§ EXERCISE PROMPT
Give the number of lines in the records below that include "placeholder", and nothing more.
[DATASET ENTRIES]
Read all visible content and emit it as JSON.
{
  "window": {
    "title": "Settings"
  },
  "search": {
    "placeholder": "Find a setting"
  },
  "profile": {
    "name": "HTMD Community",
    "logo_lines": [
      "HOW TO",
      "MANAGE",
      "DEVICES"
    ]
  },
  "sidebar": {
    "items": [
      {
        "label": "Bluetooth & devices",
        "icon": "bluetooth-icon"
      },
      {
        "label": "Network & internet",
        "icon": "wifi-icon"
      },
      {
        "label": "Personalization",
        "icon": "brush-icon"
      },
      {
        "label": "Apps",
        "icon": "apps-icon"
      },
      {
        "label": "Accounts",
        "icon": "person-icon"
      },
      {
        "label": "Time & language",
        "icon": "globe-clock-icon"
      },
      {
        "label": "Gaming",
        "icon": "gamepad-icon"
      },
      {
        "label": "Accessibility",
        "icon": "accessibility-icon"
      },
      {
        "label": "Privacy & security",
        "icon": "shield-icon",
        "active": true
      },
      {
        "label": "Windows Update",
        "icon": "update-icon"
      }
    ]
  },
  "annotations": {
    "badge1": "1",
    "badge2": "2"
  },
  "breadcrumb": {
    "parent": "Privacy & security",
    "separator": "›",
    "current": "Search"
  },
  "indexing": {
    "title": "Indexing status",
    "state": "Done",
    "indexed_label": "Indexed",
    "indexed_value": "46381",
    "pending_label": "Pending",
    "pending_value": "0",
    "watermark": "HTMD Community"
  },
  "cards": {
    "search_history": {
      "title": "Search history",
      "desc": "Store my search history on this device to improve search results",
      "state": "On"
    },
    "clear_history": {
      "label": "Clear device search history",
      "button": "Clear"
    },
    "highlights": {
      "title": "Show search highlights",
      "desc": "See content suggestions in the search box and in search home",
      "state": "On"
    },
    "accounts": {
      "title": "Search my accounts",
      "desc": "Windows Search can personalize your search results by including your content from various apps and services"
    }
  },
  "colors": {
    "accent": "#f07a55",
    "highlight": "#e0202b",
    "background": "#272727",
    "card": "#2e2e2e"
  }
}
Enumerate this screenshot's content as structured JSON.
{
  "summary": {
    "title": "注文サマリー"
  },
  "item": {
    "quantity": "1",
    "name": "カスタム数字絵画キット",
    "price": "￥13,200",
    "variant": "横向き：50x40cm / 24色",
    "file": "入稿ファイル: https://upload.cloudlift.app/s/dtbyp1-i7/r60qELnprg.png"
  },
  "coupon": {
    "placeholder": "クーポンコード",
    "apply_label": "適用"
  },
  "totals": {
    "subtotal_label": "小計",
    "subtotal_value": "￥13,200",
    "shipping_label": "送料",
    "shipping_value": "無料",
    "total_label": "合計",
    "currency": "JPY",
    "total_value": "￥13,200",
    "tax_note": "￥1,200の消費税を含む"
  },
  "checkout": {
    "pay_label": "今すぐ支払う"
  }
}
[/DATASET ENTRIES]
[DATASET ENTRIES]
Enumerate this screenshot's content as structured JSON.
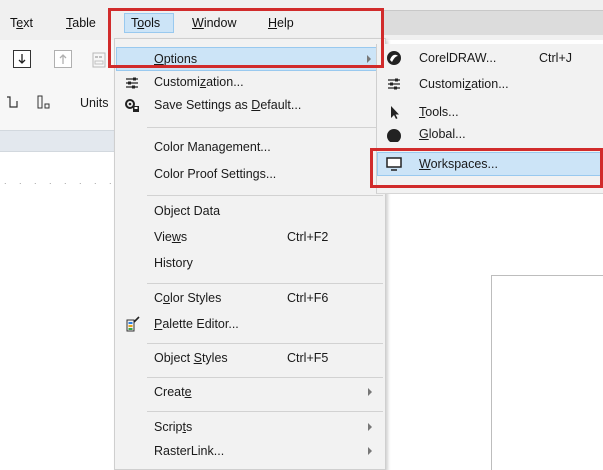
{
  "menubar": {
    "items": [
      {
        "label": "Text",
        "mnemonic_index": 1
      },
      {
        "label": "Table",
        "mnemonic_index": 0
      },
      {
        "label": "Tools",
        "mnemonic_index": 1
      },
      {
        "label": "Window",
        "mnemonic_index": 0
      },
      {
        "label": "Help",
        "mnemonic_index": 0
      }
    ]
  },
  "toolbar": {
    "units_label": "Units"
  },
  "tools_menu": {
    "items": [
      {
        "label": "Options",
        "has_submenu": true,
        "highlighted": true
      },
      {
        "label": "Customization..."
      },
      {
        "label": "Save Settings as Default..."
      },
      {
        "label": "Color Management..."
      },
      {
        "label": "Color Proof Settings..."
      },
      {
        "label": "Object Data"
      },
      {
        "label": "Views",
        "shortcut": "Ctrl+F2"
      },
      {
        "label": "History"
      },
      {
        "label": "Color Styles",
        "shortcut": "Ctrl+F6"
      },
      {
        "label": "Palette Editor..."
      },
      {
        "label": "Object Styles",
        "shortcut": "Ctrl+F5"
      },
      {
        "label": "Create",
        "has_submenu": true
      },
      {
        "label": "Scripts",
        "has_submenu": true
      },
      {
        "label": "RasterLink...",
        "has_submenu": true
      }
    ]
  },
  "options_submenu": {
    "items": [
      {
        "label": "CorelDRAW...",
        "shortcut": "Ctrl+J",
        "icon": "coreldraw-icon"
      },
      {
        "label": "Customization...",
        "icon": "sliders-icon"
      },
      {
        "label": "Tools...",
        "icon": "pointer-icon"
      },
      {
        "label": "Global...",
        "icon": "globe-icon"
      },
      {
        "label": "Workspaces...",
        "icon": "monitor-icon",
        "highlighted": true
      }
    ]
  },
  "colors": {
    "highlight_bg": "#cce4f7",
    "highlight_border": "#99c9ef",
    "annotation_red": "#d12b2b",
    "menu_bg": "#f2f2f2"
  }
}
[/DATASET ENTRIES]
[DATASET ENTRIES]
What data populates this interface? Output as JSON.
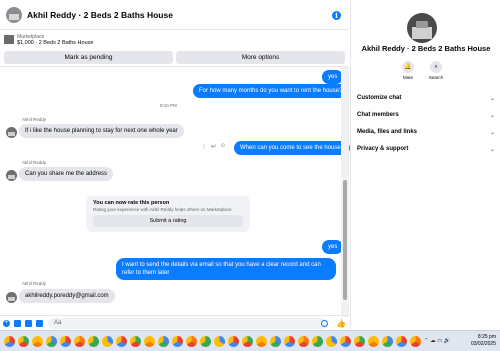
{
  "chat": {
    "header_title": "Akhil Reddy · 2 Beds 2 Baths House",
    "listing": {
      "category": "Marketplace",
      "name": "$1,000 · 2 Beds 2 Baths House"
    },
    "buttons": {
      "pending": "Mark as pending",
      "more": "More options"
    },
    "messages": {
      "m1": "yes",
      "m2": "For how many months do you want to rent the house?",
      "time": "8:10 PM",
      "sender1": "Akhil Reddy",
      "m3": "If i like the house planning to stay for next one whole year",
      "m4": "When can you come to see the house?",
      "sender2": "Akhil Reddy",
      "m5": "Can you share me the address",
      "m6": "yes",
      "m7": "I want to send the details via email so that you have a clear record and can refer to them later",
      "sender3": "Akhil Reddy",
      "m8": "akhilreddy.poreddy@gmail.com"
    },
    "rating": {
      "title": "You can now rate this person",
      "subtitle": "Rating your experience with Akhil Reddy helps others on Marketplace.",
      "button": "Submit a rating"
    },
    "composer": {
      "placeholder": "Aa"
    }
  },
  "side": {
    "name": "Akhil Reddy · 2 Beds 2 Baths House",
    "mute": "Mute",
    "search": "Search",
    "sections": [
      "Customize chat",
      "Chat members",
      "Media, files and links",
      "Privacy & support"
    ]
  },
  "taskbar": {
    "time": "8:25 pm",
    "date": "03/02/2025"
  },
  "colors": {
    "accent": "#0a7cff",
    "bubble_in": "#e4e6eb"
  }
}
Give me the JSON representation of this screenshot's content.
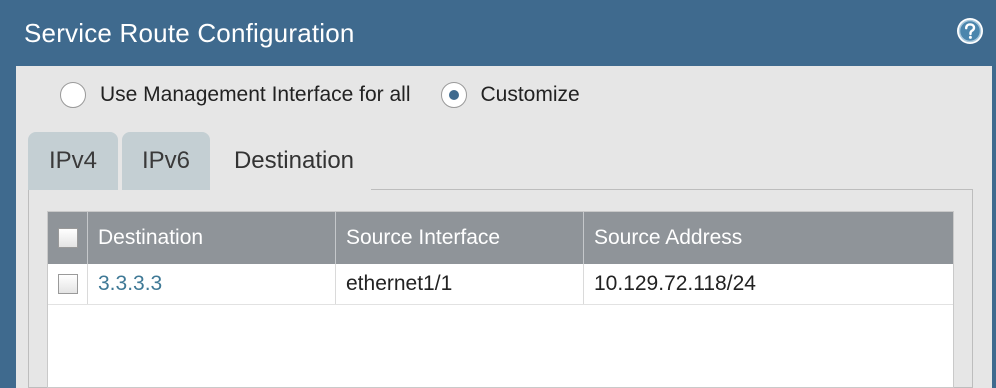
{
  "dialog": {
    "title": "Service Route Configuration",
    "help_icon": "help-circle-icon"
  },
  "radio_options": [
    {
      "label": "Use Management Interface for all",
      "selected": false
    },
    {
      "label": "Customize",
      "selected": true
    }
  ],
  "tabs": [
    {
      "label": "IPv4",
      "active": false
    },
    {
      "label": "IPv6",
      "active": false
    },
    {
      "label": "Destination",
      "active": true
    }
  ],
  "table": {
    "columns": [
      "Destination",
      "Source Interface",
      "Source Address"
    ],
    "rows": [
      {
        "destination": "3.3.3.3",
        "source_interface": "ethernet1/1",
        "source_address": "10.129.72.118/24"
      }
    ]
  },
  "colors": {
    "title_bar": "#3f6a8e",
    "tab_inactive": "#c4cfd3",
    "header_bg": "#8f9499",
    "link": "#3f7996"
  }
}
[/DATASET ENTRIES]
§ TASK ANSWER
3